* **TASK GOAL**
Work through the data line by line, gathering every line that has the word "title".

Items from an interface collection:
※ ※ ※

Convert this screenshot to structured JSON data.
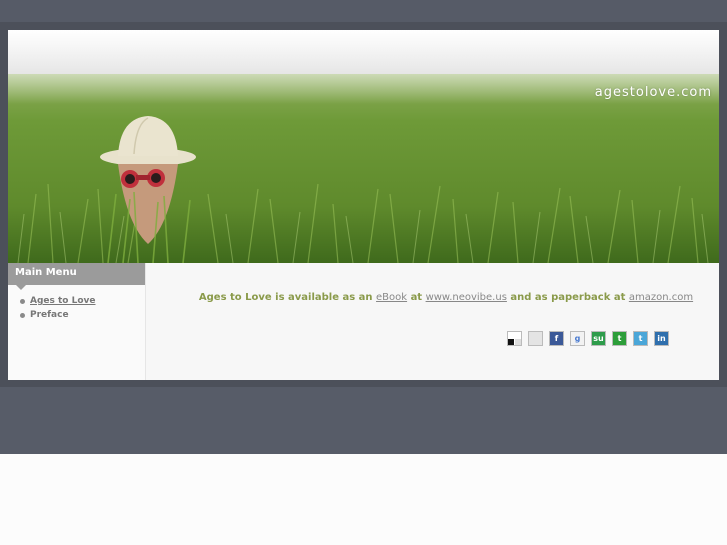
{
  "site": {
    "title": "agestolove.com"
  },
  "sidebar": {
    "header": "Main Menu",
    "items": [
      {
        "label": "Ages to Love"
      },
      {
        "label": "Preface"
      }
    ]
  },
  "content": {
    "text1": "Ages to Love is available as an",
    "link_ebook": "eBook",
    "text2": "at",
    "link_neovibe": "www.neovibe.us",
    "text3": "and as paperback at",
    "link_amazon": "amazon.com"
  },
  "social": {
    "icons": [
      "delicious-icon",
      "digg-icon",
      "facebook-icon",
      "google-icon",
      "stumbleupon-icon",
      "technorati-icon",
      "twitter-icon",
      "linkedin-icon"
    ],
    "labels": {
      "facebook": "f",
      "google": "g",
      "stumbleupon": "su",
      "technorati": "t",
      "twitter": "t",
      "linkedin": "in"
    }
  },
  "colors": {
    "frame": "#4c505a",
    "menu_header": "#9b9b9b",
    "accent_text": "#8a9a4a",
    "grass": "#5f8a30"
  }
}
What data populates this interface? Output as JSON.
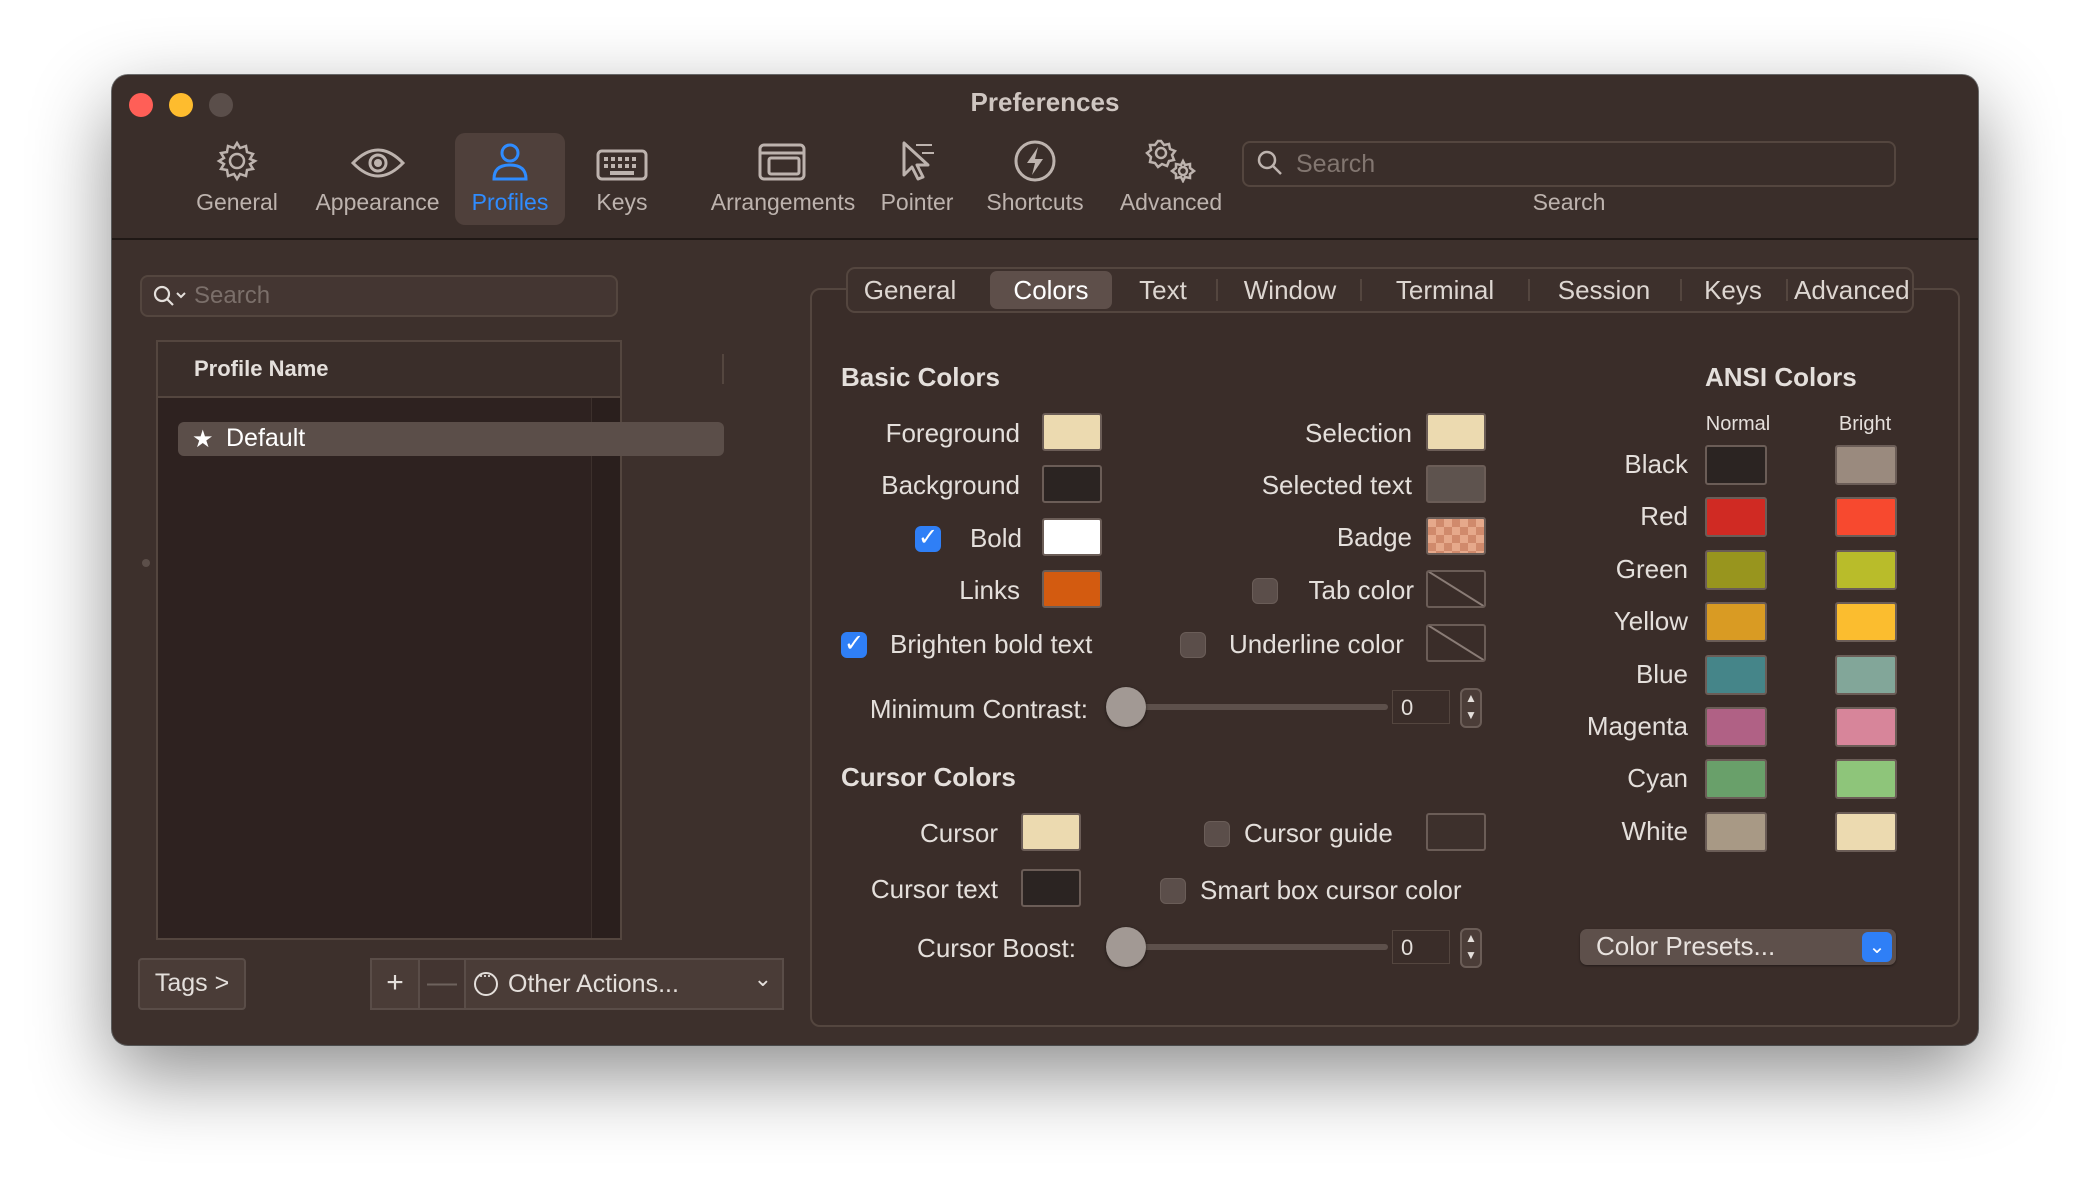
{
  "window": {
    "title": "Preferences"
  },
  "toolbar": {
    "items": [
      {
        "label": "General",
        "icon": "gear-icon"
      },
      {
        "label": "Appearance",
        "icon": "eye-icon"
      },
      {
        "label": "Profiles",
        "icon": "person-icon",
        "active": true
      },
      {
        "label": "Keys",
        "icon": "keyboard-icon"
      },
      {
        "label": "Arrangements",
        "icon": "windows-icon"
      },
      {
        "label": "Pointer",
        "icon": "pointer-icon"
      },
      {
        "label": "Shortcuts",
        "icon": "bolt-icon"
      },
      {
        "label": "Advanced",
        "icon": "gears-icon"
      }
    ],
    "search_placeholder": "Search",
    "search_label": "Search"
  },
  "profiles": {
    "search_placeholder": "Search",
    "column_header": "Profile Name",
    "rows": [
      {
        "name": "Default",
        "default": true
      }
    ],
    "tags_button": "Tags >",
    "add_button": "+",
    "remove_button": "—",
    "other_actions": "Other Actions..."
  },
  "tabs": {
    "items": [
      "General",
      "Colors",
      "Text",
      "Window",
      "Terminal",
      "Session",
      "Keys",
      "Advanced"
    ],
    "active": "Colors"
  },
  "basic_colors": {
    "title": "Basic Colors",
    "foreground": {
      "label": "Foreground",
      "color": "#ecdab0"
    },
    "background": {
      "label": "Background",
      "color": "#2b2422"
    },
    "bold": {
      "label": "Bold",
      "color": "#ffffff",
      "checked": true
    },
    "links": {
      "label": "Links",
      "color": "#d35b10"
    },
    "selection": {
      "label": "Selection",
      "color": "#ecdab0"
    },
    "selected_text": {
      "label": "Selected text",
      "color": "#5e534e"
    },
    "badge": {
      "label": "Badge",
      "color": "#e6a98b"
    },
    "tab_color": {
      "label": "Tab color",
      "checked": false
    },
    "underline_color": {
      "label": "Underline color",
      "checked": false
    },
    "brighten_bold": {
      "label": "Brighten bold text",
      "checked": true
    },
    "min_contrast": {
      "label": "Minimum Contrast:",
      "value": "0"
    }
  },
  "cursor_colors": {
    "title": "Cursor Colors",
    "cursor": {
      "label": "Cursor",
      "color": "#ecdab0"
    },
    "cursor_text": {
      "label": "Cursor text",
      "color": "#2b2422"
    },
    "cursor_guide": {
      "label": "Cursor guide",
      "checked": false,
      "color": "#3d302c"
    },
    "smart_box": {
      "label": "Smart box cursor color",
      "checked": false
    },
    "cursor_boost": {
      "label": "Cursor Boost:",
      "value": "0"
    }
  },
  "ansi": {
    "title": "ANSI Colors",
    "normal_header": "Normal",
    "bright_header": "Bright",
    "rows": [
      {
        "name": "Black",
        "normal": "#2b2422",
        "bright": "#9a8a7e"
      },
      {
        "name": "Red",
        "normal": "#d02a23",
        "bright": "#f7492f"
      },
      {
        "name": "Green",
        "normal": "#98951e",
        "bright": "#b9bc2a"
      },
      {
        "name": "Yellow",
        "normal": "#d99b23",
        "bright": "#fbbd2f"
      },
      {
        "name": "Blue",
        "normal": "#458589",
        "bright": "#82a699"
      },
      {
        "name": "Magenta",
        "normal": "#b06185",
        "bright": "#d7859a"
      },
      {
        "name": "Cyan",
        "normal": "#69a06a",
        "bright": "#8ec57a"
      },
      {
        "name": "White",
        "normal": "#a89985",
        "bright": "#ecdab0"
      }
    ]
  },
  "color_presets": "Color Presets..."
}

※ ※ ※

* **TASK RESULT**
    "title": "agestolove.com"
    "title": "Preferences"
    "title": "Basic Colors",
    "title": "Cursor Colors",
    "title": "ANSI Colors",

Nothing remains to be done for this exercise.